Ethanol provides an interesting lesson in government subsidies, why they cause problems and why free trade works better. It's understandable how in the late '70's ethanol subsidies started. There was an interest in finding energy alternatives, and the idea of corn based ethanol held promise. Today there is still a desire to find clean energy alternatives, and ethanol still holds promise. Yet these subsidies, even if well intentioned, create more problems than they resolve. Problem number one, subsidizing corn based ethanol creates an obvious focus on corn. However, the promise ethanol now lays in numerous sources such as switch grass, sugar, or a host of other natural products. Pushing corn slows the development of ethanol from these alternate sources. Second, subsidizing corn ethanol creates an unnatural shortage of corn. Hence food prices rise; not only corn based products, but the cost to feed farm animals increases making the price of meat and dairy products increase too. The working class and those already struggling financially are hurt the most as the price of necessities increase.
Finally, the last problem with ethanol subsidies is they are hard to illiminate. Senator McCain made a very gutsy decision to be the only candidate to go into the Iowa primary stating that he opposed ethanol subsidies. Telling farmers that it is no longer good economics to regulate and subsidize corn ethanol is hard, but necessary. Eliminating these subsidies will help with food prices.
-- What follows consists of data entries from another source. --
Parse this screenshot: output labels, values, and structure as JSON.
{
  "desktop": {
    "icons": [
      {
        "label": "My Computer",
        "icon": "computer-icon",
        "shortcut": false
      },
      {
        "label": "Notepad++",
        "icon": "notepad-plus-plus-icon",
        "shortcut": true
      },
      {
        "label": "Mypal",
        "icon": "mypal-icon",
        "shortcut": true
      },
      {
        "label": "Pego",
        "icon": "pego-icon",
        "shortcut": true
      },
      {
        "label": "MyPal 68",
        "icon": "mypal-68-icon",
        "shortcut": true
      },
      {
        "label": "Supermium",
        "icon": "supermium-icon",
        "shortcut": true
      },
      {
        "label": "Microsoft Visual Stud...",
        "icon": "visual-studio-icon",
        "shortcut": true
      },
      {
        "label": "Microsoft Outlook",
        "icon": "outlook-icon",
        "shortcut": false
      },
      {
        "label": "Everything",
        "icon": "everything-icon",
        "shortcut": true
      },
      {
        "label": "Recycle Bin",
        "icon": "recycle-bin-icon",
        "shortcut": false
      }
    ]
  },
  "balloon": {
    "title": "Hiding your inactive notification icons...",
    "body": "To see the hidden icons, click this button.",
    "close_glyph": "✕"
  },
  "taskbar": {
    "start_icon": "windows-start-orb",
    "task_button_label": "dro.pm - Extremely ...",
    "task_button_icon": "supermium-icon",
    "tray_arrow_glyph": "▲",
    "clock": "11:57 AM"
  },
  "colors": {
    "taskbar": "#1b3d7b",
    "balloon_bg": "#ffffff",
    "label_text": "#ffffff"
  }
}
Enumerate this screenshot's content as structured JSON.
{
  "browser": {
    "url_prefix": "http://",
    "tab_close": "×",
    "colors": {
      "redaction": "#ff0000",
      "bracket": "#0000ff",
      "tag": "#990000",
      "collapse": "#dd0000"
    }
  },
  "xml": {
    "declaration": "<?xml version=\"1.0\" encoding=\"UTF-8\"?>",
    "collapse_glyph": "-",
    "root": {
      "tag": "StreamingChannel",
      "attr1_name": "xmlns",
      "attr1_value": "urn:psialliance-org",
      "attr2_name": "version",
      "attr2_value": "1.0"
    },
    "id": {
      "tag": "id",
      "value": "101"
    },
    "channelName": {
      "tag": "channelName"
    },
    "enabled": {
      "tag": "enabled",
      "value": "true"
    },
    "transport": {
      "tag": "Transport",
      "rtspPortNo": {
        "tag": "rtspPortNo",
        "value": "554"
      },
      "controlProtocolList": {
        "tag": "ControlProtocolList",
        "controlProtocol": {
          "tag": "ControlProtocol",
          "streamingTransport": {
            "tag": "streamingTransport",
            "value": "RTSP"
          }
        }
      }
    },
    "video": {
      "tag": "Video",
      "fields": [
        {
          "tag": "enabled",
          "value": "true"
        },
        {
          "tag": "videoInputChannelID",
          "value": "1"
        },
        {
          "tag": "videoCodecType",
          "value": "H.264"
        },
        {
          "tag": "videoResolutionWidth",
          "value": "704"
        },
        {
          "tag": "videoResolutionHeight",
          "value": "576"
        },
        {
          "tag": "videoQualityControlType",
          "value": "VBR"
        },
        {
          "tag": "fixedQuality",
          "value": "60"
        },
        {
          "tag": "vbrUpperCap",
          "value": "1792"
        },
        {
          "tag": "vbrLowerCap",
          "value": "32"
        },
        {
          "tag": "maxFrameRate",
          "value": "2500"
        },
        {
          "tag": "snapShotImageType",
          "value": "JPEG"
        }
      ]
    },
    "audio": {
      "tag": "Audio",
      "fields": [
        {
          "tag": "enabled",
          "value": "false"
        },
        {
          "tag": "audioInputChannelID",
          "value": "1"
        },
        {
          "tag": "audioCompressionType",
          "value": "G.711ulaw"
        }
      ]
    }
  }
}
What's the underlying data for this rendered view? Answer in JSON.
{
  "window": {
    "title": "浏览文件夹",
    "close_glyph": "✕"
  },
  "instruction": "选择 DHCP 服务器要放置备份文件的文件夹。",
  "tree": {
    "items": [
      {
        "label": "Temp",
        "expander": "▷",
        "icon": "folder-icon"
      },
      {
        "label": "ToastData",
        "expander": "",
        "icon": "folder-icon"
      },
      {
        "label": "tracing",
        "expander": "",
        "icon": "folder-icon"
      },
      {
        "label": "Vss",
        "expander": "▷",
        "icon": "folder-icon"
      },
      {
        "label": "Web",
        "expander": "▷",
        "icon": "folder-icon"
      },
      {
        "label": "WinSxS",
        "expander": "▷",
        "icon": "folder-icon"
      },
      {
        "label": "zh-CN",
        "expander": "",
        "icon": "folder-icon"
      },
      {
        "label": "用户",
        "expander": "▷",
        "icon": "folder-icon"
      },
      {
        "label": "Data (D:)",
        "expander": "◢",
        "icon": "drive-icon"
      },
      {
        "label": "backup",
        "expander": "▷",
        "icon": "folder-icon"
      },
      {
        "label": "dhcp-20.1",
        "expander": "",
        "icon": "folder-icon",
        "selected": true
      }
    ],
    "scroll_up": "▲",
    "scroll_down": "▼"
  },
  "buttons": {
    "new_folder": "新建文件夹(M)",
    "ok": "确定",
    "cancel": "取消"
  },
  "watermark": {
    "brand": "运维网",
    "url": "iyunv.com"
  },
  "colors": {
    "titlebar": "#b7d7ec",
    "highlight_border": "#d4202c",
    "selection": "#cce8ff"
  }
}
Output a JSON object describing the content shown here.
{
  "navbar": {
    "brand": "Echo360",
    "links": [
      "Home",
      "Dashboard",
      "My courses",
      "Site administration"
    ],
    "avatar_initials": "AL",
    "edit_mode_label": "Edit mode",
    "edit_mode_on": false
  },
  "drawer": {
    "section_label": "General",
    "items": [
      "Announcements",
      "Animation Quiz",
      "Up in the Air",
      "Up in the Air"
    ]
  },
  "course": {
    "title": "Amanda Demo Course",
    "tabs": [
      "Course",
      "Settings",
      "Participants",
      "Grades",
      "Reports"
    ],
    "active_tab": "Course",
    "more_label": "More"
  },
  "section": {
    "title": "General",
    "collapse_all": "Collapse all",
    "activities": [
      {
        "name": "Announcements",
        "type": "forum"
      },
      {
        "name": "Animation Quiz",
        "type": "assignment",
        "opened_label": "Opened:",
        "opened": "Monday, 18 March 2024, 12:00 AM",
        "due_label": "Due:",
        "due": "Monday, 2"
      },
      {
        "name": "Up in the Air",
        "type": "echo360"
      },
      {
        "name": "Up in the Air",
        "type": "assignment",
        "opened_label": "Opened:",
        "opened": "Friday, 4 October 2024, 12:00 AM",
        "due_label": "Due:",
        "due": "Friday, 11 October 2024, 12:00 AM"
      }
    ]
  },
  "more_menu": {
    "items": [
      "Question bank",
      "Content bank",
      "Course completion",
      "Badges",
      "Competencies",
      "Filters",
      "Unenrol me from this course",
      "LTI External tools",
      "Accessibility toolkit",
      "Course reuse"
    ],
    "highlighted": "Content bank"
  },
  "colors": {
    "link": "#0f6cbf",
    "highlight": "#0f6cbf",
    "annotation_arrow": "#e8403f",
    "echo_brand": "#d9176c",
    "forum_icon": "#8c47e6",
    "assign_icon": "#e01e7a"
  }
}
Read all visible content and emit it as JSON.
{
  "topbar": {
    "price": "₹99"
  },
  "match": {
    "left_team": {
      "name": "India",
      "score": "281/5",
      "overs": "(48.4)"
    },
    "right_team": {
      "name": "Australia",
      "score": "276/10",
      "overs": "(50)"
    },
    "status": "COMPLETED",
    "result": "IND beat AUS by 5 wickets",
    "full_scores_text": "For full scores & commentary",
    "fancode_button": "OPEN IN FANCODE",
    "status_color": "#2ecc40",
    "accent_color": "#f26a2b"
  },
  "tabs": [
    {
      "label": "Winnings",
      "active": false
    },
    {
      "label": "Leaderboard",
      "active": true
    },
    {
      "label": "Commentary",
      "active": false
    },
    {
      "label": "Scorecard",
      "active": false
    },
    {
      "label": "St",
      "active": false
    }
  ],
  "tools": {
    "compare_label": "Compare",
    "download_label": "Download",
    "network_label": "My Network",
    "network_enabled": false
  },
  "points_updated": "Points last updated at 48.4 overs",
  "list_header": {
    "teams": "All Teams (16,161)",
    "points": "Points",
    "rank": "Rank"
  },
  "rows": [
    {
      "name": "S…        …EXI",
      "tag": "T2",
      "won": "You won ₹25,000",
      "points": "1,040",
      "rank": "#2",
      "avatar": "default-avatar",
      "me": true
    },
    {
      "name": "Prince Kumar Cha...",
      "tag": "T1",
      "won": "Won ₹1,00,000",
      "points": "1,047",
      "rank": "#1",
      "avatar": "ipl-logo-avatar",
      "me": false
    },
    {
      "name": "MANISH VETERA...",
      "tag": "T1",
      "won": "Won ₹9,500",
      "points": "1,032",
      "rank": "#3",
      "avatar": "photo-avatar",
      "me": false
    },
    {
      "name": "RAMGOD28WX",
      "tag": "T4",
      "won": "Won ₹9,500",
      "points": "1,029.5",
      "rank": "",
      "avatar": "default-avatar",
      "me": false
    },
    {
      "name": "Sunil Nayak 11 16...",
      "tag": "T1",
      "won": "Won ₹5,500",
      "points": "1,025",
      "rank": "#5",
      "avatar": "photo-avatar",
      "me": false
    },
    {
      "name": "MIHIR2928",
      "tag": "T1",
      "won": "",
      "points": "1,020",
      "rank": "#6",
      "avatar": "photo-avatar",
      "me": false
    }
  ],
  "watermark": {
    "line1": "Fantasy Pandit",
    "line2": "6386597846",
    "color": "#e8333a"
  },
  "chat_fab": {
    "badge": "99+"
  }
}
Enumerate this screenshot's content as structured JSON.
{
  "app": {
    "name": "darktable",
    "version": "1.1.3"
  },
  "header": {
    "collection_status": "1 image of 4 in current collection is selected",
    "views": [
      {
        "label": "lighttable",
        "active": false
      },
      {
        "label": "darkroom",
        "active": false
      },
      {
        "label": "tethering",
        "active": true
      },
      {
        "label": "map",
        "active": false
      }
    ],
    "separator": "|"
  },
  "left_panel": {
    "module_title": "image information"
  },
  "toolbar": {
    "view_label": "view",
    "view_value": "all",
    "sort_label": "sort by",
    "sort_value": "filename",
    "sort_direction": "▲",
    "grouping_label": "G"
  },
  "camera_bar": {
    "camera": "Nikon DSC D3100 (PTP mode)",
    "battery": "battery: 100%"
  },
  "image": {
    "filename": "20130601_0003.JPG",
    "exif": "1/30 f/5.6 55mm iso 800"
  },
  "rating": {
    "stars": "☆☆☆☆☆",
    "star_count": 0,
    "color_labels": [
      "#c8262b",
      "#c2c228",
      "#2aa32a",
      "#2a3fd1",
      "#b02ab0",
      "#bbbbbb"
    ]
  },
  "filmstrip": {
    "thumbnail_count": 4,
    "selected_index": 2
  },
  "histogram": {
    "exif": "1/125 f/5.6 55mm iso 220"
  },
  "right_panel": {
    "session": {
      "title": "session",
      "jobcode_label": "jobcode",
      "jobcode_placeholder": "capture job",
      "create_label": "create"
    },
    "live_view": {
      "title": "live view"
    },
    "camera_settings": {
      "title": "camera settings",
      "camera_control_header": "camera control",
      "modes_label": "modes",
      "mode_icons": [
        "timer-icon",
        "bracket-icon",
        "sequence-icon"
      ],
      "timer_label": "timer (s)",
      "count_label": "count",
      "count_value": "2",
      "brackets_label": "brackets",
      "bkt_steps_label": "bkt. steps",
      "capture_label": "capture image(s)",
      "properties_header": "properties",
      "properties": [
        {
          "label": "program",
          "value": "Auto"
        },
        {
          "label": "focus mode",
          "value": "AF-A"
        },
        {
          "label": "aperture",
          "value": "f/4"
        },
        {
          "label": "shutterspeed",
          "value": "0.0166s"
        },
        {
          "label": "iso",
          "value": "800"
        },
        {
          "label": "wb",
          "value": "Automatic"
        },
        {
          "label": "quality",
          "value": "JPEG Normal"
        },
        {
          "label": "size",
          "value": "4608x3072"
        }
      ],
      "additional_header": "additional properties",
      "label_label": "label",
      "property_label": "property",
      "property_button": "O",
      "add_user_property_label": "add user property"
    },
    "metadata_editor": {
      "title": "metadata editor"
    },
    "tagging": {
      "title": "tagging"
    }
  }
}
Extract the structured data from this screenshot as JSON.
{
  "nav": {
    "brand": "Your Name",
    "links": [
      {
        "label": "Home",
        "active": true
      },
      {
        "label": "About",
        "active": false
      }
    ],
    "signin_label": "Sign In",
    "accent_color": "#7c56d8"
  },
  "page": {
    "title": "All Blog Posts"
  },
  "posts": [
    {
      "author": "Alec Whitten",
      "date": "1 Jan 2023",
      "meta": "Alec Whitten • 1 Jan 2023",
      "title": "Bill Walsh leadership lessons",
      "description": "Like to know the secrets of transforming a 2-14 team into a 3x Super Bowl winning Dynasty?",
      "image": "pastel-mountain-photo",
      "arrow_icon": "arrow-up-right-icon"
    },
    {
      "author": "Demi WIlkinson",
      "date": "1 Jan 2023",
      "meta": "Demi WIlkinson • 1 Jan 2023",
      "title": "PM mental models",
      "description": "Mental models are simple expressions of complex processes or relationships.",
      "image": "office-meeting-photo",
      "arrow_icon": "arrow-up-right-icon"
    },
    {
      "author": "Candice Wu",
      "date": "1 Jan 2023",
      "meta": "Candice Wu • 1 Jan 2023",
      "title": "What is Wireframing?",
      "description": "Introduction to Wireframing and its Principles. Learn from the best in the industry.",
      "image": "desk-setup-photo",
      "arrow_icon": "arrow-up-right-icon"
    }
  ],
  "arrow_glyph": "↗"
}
It will help allow other sources of ethanol to develop, and will even allow the US to purchase cheaper ethanol from other countries such as Brazil who has plenty. Regulation and subsidies are often well intended, but as is the case with ethanol, problems often arise when free trade isn't practiced.